Data records>
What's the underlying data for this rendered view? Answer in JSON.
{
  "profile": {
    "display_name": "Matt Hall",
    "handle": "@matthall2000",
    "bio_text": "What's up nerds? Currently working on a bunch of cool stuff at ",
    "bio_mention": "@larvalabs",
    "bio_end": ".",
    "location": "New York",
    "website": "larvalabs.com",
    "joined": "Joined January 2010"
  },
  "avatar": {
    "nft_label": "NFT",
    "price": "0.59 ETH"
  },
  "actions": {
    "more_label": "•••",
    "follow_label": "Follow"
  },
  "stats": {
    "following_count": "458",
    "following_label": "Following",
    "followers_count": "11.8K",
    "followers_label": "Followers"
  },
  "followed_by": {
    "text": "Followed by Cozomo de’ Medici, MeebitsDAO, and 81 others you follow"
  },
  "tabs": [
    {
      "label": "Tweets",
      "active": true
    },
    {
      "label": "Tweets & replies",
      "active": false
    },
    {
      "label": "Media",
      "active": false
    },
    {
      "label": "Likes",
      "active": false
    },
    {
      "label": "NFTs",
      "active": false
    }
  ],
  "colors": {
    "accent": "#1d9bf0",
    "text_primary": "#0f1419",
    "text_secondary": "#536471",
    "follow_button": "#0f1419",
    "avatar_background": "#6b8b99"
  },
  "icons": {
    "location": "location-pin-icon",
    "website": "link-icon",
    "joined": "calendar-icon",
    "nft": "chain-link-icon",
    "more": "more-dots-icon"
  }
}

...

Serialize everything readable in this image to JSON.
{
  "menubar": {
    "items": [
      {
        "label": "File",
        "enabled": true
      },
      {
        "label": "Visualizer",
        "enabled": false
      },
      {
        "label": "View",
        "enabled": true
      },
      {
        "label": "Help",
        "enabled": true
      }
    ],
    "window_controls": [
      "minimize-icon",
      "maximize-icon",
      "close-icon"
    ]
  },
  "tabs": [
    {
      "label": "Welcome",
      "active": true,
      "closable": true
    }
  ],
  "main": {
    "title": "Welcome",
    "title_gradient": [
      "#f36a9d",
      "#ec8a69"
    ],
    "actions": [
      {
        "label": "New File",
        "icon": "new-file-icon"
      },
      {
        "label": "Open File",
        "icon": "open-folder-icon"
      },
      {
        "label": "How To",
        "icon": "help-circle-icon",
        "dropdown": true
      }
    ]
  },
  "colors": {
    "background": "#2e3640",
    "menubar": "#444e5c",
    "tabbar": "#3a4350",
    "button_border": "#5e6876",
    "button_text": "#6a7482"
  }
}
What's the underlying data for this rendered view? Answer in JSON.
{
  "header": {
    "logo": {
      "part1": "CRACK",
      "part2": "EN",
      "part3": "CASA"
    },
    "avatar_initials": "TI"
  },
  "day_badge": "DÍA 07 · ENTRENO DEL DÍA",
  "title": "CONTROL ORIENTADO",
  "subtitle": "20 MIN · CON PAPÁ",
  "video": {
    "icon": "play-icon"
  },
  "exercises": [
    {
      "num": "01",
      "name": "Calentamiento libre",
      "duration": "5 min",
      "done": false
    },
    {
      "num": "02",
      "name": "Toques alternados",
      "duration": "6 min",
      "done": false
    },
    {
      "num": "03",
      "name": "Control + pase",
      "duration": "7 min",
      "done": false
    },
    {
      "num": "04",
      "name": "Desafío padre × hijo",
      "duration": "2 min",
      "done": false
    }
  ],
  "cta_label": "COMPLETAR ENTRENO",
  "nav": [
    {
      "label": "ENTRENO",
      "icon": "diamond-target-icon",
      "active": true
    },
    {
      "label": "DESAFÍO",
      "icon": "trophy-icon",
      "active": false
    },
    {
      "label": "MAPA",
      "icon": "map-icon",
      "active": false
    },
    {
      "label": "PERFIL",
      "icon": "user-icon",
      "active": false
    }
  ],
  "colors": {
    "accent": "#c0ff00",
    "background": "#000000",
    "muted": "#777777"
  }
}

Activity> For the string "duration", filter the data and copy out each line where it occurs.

Written response>
      "duration": "5 min",
      "duration": "6 min",
      "duration": "7 min",
      "duration": "2 min",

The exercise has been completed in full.